> [Activity]
Find the lines in these entries that include the word "this" and state how many there are, with no other words.

(Entries from a dataset of interfaces)
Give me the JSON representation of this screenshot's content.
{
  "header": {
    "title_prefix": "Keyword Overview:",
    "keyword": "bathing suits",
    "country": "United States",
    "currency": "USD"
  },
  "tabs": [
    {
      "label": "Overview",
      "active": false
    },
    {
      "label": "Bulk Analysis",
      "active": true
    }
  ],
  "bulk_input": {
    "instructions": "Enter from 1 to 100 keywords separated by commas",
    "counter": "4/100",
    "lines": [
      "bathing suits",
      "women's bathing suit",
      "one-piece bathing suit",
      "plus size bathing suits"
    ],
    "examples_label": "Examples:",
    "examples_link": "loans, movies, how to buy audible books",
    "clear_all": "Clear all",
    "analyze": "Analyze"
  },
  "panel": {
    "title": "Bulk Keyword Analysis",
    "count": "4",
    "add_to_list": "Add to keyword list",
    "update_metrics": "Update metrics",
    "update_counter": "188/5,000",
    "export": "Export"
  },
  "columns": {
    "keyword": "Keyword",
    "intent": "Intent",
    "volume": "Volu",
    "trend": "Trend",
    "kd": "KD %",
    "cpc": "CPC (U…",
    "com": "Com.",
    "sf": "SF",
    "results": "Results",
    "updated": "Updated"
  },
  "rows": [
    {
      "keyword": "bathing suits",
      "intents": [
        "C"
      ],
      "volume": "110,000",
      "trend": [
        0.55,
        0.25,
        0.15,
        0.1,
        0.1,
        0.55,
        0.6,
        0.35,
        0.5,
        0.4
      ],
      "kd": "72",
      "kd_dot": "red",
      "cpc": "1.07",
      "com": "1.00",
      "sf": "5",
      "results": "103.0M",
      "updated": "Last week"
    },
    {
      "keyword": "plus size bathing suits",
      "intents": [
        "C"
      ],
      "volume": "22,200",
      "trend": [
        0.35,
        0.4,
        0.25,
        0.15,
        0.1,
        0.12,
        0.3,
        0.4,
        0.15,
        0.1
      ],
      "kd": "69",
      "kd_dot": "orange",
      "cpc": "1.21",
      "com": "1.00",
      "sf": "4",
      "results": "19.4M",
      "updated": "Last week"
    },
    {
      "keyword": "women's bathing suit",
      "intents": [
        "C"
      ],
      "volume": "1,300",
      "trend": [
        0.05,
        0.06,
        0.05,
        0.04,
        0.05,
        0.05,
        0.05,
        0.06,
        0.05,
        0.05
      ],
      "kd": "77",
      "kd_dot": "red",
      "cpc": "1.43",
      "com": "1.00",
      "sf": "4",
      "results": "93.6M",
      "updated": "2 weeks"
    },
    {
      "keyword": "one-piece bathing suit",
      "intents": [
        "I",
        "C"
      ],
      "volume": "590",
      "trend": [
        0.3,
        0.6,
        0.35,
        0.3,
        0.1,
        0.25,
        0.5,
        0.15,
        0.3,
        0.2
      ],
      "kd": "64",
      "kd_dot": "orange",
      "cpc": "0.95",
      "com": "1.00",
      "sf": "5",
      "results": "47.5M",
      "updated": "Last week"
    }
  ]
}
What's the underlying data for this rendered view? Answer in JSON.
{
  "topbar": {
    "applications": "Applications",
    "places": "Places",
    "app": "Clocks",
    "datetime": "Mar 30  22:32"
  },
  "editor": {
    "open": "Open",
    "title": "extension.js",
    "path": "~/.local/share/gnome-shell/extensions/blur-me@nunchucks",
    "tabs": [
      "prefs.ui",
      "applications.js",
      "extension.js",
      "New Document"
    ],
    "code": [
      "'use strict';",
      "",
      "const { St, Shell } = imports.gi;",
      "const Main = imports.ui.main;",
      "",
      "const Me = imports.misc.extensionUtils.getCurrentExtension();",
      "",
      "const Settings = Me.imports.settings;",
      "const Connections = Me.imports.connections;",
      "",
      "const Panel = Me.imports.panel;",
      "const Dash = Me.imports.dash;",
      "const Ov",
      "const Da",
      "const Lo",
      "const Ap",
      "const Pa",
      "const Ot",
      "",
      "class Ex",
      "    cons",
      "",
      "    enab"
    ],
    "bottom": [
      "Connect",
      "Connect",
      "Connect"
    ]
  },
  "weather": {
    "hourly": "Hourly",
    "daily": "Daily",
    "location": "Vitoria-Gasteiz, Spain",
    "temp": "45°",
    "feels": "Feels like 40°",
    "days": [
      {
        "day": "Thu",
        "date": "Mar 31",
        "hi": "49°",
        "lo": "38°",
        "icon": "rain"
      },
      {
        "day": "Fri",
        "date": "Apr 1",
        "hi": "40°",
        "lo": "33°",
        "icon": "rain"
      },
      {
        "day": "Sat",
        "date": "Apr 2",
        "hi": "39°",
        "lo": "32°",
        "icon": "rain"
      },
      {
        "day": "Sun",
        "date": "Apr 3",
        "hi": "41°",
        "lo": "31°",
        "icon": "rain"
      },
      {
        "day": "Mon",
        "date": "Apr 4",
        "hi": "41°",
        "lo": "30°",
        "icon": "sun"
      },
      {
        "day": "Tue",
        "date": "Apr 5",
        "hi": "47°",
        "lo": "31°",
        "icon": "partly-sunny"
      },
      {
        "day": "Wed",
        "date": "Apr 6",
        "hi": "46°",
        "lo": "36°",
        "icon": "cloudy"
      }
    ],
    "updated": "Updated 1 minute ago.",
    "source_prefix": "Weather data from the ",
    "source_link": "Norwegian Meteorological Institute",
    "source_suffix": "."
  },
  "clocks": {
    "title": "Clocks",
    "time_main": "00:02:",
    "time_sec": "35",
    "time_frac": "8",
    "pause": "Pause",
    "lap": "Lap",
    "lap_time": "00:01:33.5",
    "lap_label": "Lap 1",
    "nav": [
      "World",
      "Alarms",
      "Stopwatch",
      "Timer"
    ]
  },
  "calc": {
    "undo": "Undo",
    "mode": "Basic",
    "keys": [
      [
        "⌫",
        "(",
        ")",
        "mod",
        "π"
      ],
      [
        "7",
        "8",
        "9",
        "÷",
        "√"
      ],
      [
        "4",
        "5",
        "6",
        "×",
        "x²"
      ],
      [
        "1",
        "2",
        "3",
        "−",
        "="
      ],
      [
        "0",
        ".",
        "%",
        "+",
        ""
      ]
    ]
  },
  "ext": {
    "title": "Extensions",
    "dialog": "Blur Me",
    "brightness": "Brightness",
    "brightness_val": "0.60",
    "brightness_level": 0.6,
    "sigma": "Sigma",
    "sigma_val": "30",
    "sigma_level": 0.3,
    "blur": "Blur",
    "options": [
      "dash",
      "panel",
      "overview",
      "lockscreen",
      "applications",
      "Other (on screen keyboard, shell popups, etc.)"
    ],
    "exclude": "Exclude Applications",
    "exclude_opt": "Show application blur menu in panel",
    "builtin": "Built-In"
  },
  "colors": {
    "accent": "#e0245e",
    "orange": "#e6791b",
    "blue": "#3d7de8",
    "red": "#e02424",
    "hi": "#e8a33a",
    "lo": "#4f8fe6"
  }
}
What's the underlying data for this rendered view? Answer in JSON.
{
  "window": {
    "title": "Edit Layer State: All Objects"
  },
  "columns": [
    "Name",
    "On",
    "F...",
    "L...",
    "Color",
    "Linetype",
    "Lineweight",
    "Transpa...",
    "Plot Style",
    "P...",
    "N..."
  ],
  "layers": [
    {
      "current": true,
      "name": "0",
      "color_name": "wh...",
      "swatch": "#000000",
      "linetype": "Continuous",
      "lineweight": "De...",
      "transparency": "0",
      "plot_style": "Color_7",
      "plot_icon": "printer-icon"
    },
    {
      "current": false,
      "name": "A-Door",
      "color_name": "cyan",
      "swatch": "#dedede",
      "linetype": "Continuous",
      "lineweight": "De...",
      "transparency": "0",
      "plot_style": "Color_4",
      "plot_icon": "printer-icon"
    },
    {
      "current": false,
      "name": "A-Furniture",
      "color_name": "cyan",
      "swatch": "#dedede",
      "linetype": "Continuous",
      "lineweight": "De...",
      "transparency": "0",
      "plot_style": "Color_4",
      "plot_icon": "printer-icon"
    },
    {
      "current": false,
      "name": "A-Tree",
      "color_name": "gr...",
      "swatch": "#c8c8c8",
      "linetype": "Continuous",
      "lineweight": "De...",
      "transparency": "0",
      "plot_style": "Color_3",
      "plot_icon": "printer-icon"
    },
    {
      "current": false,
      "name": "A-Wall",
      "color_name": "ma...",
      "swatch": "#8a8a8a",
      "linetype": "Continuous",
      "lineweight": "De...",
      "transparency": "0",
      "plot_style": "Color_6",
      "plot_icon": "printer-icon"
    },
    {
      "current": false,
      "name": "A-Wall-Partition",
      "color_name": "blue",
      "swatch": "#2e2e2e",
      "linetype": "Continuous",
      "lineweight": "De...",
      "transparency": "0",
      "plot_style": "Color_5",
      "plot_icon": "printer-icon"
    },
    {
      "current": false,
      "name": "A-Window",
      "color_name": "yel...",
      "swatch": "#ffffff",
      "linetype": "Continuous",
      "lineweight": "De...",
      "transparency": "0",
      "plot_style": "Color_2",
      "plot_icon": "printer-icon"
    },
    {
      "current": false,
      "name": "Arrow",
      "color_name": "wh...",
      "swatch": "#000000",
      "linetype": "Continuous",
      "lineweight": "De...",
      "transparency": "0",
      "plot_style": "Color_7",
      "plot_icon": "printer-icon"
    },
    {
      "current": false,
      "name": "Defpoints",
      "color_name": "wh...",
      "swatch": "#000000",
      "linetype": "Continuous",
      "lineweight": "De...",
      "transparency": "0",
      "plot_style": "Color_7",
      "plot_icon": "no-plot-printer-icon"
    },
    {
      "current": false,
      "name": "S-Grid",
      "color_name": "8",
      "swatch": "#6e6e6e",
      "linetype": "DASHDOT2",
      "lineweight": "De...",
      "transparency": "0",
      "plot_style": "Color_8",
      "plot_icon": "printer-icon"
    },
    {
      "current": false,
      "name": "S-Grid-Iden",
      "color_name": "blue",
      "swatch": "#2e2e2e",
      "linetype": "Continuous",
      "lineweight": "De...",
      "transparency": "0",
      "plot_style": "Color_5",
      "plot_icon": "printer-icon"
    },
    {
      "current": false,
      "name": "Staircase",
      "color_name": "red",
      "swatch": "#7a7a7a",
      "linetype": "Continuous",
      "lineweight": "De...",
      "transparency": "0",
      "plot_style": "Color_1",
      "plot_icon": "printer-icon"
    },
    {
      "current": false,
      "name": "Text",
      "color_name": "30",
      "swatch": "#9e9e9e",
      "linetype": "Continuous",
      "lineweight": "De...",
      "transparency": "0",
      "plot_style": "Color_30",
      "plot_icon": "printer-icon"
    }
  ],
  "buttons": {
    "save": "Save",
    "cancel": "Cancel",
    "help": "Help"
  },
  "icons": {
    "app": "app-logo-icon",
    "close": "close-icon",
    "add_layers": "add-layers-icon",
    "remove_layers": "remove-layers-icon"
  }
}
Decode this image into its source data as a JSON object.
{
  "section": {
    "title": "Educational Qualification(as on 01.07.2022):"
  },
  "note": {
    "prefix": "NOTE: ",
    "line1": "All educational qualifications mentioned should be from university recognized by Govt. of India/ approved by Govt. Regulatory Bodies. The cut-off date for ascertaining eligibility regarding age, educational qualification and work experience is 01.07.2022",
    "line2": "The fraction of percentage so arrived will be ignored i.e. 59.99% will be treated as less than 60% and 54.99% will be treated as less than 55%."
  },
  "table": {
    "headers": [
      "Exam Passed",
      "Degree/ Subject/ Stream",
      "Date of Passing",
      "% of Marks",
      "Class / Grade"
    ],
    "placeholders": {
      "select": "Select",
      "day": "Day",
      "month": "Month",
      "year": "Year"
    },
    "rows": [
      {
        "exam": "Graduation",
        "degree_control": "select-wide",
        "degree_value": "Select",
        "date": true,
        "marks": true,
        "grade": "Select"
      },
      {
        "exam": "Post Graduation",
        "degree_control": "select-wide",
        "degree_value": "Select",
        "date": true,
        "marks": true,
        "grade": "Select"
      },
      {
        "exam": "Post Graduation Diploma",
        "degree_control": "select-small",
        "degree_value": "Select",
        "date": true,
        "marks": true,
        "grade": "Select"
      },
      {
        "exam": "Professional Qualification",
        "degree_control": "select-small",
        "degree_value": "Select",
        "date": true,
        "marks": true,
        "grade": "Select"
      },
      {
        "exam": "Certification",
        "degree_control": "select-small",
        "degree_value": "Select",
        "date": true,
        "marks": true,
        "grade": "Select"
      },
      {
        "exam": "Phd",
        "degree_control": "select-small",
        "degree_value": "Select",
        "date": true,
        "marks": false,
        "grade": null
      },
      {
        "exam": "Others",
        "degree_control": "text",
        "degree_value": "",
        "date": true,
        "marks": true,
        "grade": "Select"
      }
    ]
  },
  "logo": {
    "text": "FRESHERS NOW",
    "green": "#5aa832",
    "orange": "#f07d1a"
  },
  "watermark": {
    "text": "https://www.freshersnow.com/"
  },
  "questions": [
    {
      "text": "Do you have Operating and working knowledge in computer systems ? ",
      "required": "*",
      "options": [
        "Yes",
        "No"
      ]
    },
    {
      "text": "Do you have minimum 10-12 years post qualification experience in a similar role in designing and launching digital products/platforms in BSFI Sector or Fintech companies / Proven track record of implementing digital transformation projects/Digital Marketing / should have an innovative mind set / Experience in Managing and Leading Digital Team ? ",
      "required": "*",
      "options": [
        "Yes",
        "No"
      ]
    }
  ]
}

> [Output below]
4